Appreciation of Albert Marrin’s Body of Work
True Blue Focus on an Author December 2, 1999.
The Bulletin of the Center for Children's Books:
Without much in the way of fireworks, Albert Marrin is quietly establishing himself as one of the main chroniclers of American history for young people. While not all of his books have fit under that umbrella, most of them do in one way or another; one of the refreshing things about Marrin's scope is that his American history is more than just what's happened in the United States themselves post-revolution; he treats the history of the Americas, north and south and surrounding waters, and their place in the world.
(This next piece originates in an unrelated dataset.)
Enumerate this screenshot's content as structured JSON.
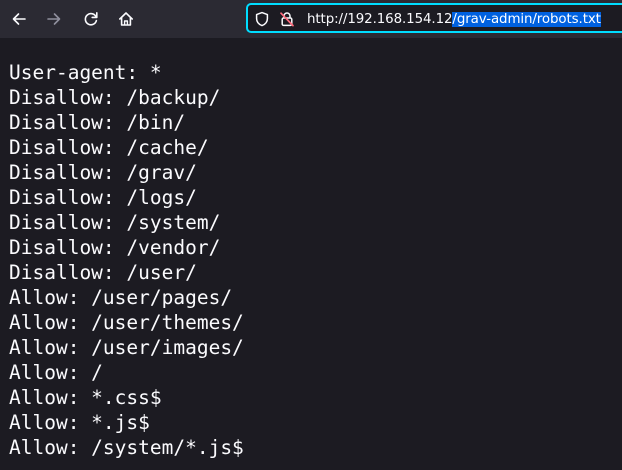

In twenty years of writing, he's amassed an oeuvre that covers subjects ranging from the war in Vietnam (America and Vietnam: The Elephant and the Tiger) to Drake's fearsome escapades on the Spanish Main (The Sea King), in biographies, examinations of particular events, and explorations of historic shifts.
Now chair of the history department at Yeshiva University, Marrin has impeccable credentials, but he uses his professorial skills for good rather than evil (perhaps recalling his days as a social studies teacher at the junior-high level). His use of primary sources and his rigorous employment of notes are second to none, and his ability to bring freshness to well-trodden literary ground such as Civil War battlefields reflects an excellent eye for arrangement and selection of material. It's ironic that that sounds like rather a dry and dusty talent, as it's one of the talents that keeps his books from being dry and dusty. The historian who just wants to write the good stuff and not plan the structure keeps the fun for him or herself; the one who does the hard labor makes it possible for the readers to join in the fun. And the professor, bless his historian's heart, can also write, conveying with every book a passion and enthusiasm for the making of history that most readers can slog through textbooks for years without ever encountering.
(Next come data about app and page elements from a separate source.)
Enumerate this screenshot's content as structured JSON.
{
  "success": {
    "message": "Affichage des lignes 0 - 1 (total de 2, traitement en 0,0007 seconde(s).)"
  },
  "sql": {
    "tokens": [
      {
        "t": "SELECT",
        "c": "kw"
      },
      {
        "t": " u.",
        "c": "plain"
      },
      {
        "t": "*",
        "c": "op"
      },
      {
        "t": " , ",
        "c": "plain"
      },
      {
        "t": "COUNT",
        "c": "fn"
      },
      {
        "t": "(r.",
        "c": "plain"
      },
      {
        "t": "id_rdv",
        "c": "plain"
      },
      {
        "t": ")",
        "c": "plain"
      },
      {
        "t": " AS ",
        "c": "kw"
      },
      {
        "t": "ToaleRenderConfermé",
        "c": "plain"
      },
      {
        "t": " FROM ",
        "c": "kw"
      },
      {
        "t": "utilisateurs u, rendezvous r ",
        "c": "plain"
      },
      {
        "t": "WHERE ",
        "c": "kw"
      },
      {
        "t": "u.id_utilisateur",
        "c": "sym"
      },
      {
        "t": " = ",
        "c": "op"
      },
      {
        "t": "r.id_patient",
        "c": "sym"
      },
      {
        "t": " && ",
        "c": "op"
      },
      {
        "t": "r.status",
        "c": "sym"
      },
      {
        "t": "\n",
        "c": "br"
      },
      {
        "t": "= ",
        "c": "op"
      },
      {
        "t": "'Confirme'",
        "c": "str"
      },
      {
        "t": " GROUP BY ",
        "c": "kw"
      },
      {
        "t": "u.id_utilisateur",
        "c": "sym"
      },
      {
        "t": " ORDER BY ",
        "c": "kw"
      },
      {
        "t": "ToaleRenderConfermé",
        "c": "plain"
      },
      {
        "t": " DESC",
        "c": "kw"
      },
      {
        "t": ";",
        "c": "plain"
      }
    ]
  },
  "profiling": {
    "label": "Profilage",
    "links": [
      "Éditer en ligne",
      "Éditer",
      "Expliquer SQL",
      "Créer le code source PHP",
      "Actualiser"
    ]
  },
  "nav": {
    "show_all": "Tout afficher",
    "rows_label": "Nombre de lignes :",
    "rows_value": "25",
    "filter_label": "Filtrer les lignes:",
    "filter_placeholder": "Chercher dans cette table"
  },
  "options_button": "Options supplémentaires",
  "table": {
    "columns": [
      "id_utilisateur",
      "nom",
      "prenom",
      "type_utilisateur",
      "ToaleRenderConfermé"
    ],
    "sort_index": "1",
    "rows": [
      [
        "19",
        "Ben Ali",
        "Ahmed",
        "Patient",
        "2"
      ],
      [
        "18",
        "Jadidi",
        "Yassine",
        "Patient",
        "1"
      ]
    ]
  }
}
What's also somewhat ironic is that Marrin is reintroducing excitement to classic exciting history, history that thrilled readers of half a century ago but that has become somewhat passe since. Cowboys and Indians! Pirates! Incan gold! Marrin rescues these from the "been there, done that" stage that occurs after "tried and true" and keeps the old allure while giving the traditional components fresh context. Sir Henry Morgan (Terror of the Spanish Main) isn't just a swashbuckling and piratical figure but a stout colonial burgher out for the main chance, moving from bloodshed to bureaucracy and back again as he sees fit. Marrin's treatments of the Civil War (in Unconditional Surrender and Virginia's General) don't limn the famous at the expense of the rank and file, nor do they lose the politics in the war stories or the war stories in the politics. They're all, in Marrin's books, important parts of the larger current of history. The glorious sweep of that current is sometimes a hard thing to appreciate when you're just dipping your toes in it, but Marrin makes diving right in an exhilarating experience.
-Deborah Stevenson, Associate Editor